Probing Student Anxieties

I ran a quick anonymous survey in my undergraduate courses last week, as a way to find out what’s on students’ minds and how it might be affecting their academic performance. The survey’s four questions and an analysis of the responses are below. Results might be skewed because only 70% of the 54 students on my course rosters connected to class on Zoom when I administered the survey. In my experience, absenteeism correlates strongly with lousy academic performance, but this semester it could in part be a maladaptive response to greater than usual levels of stress and anxiety. I just don’t know.

The survey:

Five years from now, what outcome do you want to have achieved in your life? Nearly all the students who responded wrote that financial stability from a career was an important objective. Less than one-quarter listed happiness or enjoyment. Seven students wrote that travel was a goal. Only one specifically referenced being healthy.

What can you do in this course to make achieving your desired outcome more likely? About 40% of respondents commented in some fashion about practicing the application of conceptual knowledge. 30% mentioned getting a good or passing grade for the course. Only five students said anything related to understanding different cultures or perspectives. There were six comments about improving writing, time management, or note-taking skills.

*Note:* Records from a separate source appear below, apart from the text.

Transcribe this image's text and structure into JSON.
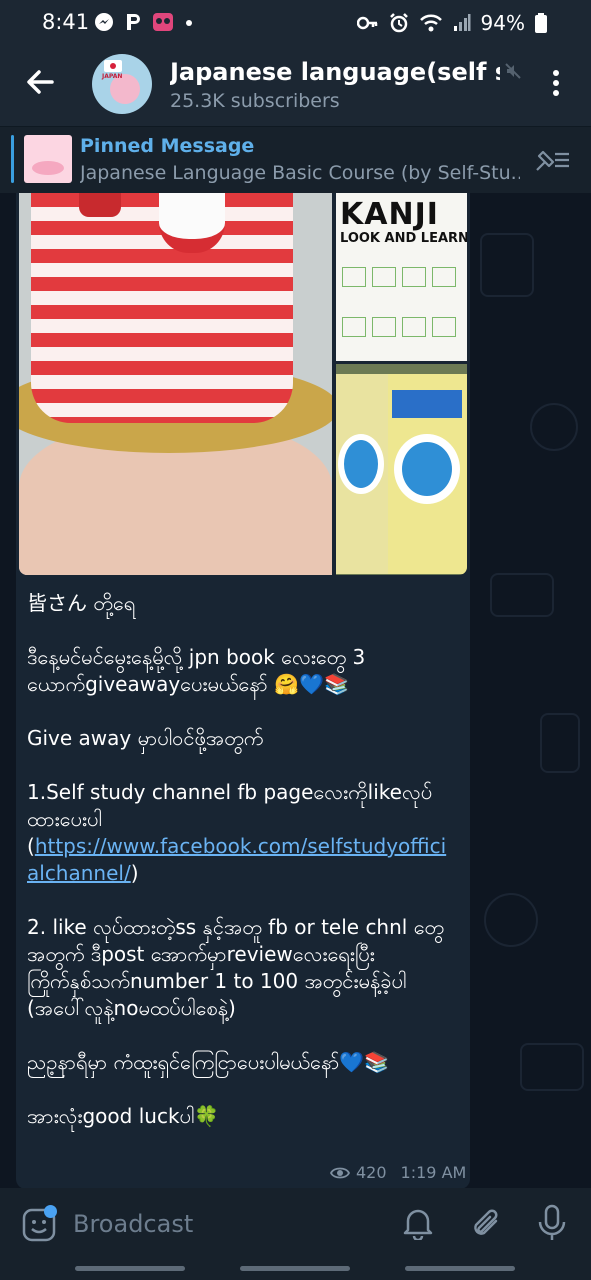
{
  "status_bar": {
    "time": "8:41",
    "battery": "94%",
    "left_icons": [
      "messenger-icon",
      "p-app-icon",
      "panda-icon",
      "notification-dot"
    ],
    "right_icons": [
      "key-icon",
      "alarm-icon",
      "wifi-icon",
      "signal-icon",
      "battery-icon"
    ]
  },
  "header": {
    "title": "Japanese language(self st...",
    "subtitle": "25.3K subscribers",
    "avatar_label": "JAPAN"
  },
  "pinned": {
    "title": "Pinned Message",
    "text": "Japanese Language  Basic Course (by Self-Stu..."
  },
  "message": {
    "kanji_cover": {
      "title": "KANJI",
      "subtitle": "LOOK AND LEARN"
    },
    "lines": [
      "皆さん တို့ရေ",
      "",
      "ဒီနေ့မင်မင်မွေးနေ့မို့လို့ jpn book လေးတွေ 3 ယောက်giveawayပေးမယ်နော် 🤗💙📚",
      "",
      "Give away မှာပါဝင်ဖို့အတွက်",
      "",
      "1.Self study channel fb pageလေးကိုlikeလုပ်ထားပေးပါ"
    ],
    "link_open": "(",
    "link_text": "https://www.facebook.com/selfstudyofficialchannel/",
    "link_close": ")",
    "lines2": [
      "",
      "2. like လုပ်ထားတဲ့ss နှင့်အတူ fb or tele chnl တွေအတွက် ဒီpost အောက်မှာreviewလေးရေးပြီး ကြိုက်နှစ်သက်number 1 to 100 အတွင်းမန့်ခဲ့ပါ",
      "(အပေါ်လူနဲ့noမထပ်ပါစေနဲ့)",
      "",
      "ညဉ့နာရီမှာ ကံထူးရှင်ကြေငြာပေးပါမယ်နော်💙📚",
      "",
      "အားလုံးgood luckပါ🍀"
    ],
    "views": "420",
    "time": "1:19 AM"
  },
  "composer": {
    "placeholder": "Broadcast"
  }
}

What are you worried about? Here there were about a dozen comments each about employability after college, long term economic effects of the pandemic, and the election/condition of the country. Four students said they were concerned about not having a satisfying career or a fulfilling life. Two said that they were worried about the environment and the future of the planet.

What are some small, practical actions that you can take to respond to your worries and help you achieve your desired outcome? This is where I was surprised, though perhaps I shouldn’t have been. Few students listed any simple behavioral changes that might help them better manage stress. There were twenty comments about working harder, spending more time on coursework, or leveraging internships to create future employment or graduate study opportunities. Slightly more than 25% of respondents said they could focus more on the present or not try to control what can’t be controlled. Only two students discussed seeking emotional support from family or peers. No students mentioned getting sufficient sleep, eating healthily, or exercising.